===== Dataset records =====

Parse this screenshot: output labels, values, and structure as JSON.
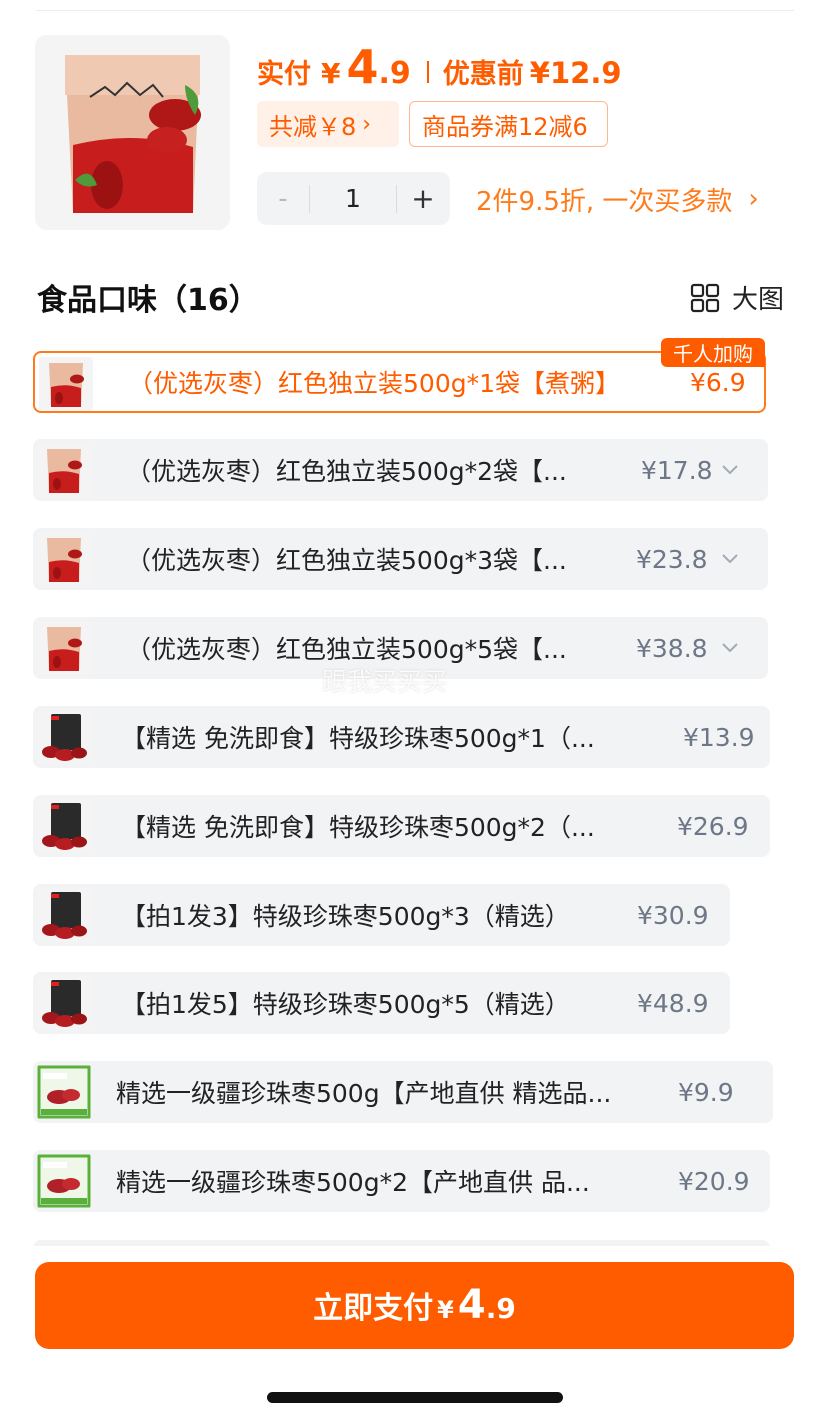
{
  "price": {
    "pay_label": "实付",
    "currency": "¥",
    "pay_int": "4",
    "pay_dec": ".9",
    "orig_label": "优惠前",
    "orig_value": "¥12.9"
  },
  "chips": {
    "savings": "共减￥8",
    "savings_arrow": "›",
    "coupon": "商品券满12减6"
  },
  "quantity": {
    "minus": "-",
    "value": "1",
    "plus": "+"
  },
  "promo": {
    "text": "2件9.5折, 一次买多款",
    "arrow": "›"
  },
  "section": {
    "title": "食品口味（16）",
    "view_toggle": "大图",
    "view_icon": "grid-icon"
  },
  "badge": "千人加购",
  "watermark": "跟我买买买",
  "options": [
    {
      "name": "（优选灰枣）红色独立装500g*1袋【煮粥】",
      "price": "¥6.9",
      "selected": true,
      "has_chevron": false,
      "thumb": "red-bag"
    },
    {
      "name": "（优选灰枣）红色独立装500g*2袋【...",
      "price": "¥17.8",
      "selected": false,
      "has_chevron": true,
      "thumb": "red-bag"
    },
    {
      "name": "（优选灰枣）红色独立装500g*3袋【...",
      "price": "¥23.8",
      "selected": false,
      "has_chevron": true,
      "thumb": "red-bag"
    },
    {
      "name": "（优选灰枣）红色独立装500g*5袋【...",
      "price": "¥38.8",
      "selected": false,
      "has_chevron": true,
      "thumb": "red-bag"
    },
    {
      "name": "【精选 免洗即食】特级珍珠枣500g*1（...",
      "price": "¥13.9",
      "selected": false,
      "has_chevron": false,
      "thumb": "dark-bag"
    },
    {
      "name": "【精选 免洗即食】特级珍珠枣500g*2（...",
      "price": "¥26.9",
      "selected": false,
      "has_chevron": false,
      "thumb": "dark-bag"
    },
    {
      "name": "【拍1发3】特级珍珠枣500g*3（精选）",
      "price": "¥30.9",
      "selected": false,
      "has_chevron": false,
      "thumb": "dark-bag"
    },
    {
      "name": "【拍1发5】特级珍珠枣500g*5（精选）",
      "price": "¥48.9",
      "selected": false,
      "has_chevron": false,
      "thumb": "dark-bag"
    },
    {
      "name": "精选一级疆珍珠枣500g【产地直供 精选品...",
      "price": "¥9.9",
      "selected": false,
      "has_chevron": false,
      "thumb": "green-box"
    },
    {
      "name": "精选一级疆珍珠枣500g*2【产地直供 品...",
      "price": "¥20.9",
      "selected": false,
      "has_chevron": false,
      "thumb": "green-box"
    }
  ],
  "pay_button": {
    "label": "立即支付",
    "currency": "¥",
    "int": "4",
    "dec": ".9"
  },
  "colors": {
    "accent": "#ff5c00",
    "chip_bg": "#fff1e8",
    "option_bg": "#f2f3f5",
    "price_gray": "#6d7787"
  }
}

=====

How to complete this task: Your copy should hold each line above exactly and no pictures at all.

Task solution:
Parse this screenshot: output labels, values, and structure as JSON.
{
  "price": {
    "pay_label": "实付",
    "currency": "¥",
    "pay_int": "4",
    "pay_dec": ".9",
    "orig_label": "优惠前",
    "orig_value": "¥12.9"
  },
  "chips": {
    "savings": "共减￥8",
    "savings_arrow": "›",
    "coupon": "商品券满12减6"
  },
  "quantity": {
    "minus": "-",
    "value": "1",
    "plus": "+"
  },
  "promo": {
    "text": "2件9.5折, 一次买多款",
    "arrow": "›"
  },
  "section": {
    "title": "食品口味（16）",
    "view_toggle": "大图",
    "view_icon": "grid-icon"
  },
  "badge": "千人加购",
  "watermark": "跟我买买买",
  "options": [
    {
      "name": "（优选灰枣）红色独立装500g*1袋【煮粥】",
      "price": "¥6.9",
      "selected": true,
      "has_chevron": false,
      "thumb": "red-bag"
    },
    {
      "name": "（优选灰枣）红色独立装500g*2袋【...",
      "price": "¥17.8",
      "selected": false,
      "has_chevron": true,
      "thumb": "red-bag"
    },
    {
      "name": "（优选灰枣）红色独立装500g*3袋【...",
      "price": "¥23.8",
      "selected": false,
      "has_chevron": true,
      "thumb": "red-bag"
    },
    {
      "name": "（优选灰枣）红色独立装500g*5袋【...",
      "price": "¥38.8",
      "selected": false,
      "has_chevron": true,
      "thumb": "red-bag"
    },
    {
      "name": "【精选 免洗即食】特级珍珠枣500g*1（...",
      "price": "¥13.9",
      "selected": false,
      "has_chevron": false,
      "thumb": "dark-bag"
    },
    {
      "name": "【精选 免洗即食】特级珍珠枣500g*2（...",
      "price": "¥26.9",
      "selected": false,
      "has_chevron": false,
      "thumb": "dark-bag"
    },
    {
      "name": "【拍1发3】特级珍珠枣500g*3（精选）",
      "price": "¥30.9",
      "selected": false,
      "has_chevron": false,
      "thumb": "dark-bag"
    },
    {
      "name": "【拍1发5】特级珍珠枣500g*5（精选）",
      "price": "¥48.9",
      "selected": false,
      "has_chevron": false,
      "thumb": "dark-bag"
    },
    {
      "name": "精选一级疆珍珠枣500g【产地直供 精选品...",
      "price": "¥9.9",
      "selected": false,
      "has_chevron": false,
      "thumb": "green-box"
    },
    {
      "name": "精选一级疆珍珠枣500g*2【产地直供 品...",
      "price": "¥20.9",
      "selected": false,
      "has_chevron": false,
      "thumb": "green-box"
    }
  ],
  "pay_button": {
    "label": "立即支付",
    "currency": "¥",
    "int": "4",
    "dec": ".9"
  },
  "colors": {
    "accent": "#ff5c00",
    "chip_bg": "#fff1e8",
    "option_bg": "#f2f3f5",
    "price_gray": "#6d7787"
  }
}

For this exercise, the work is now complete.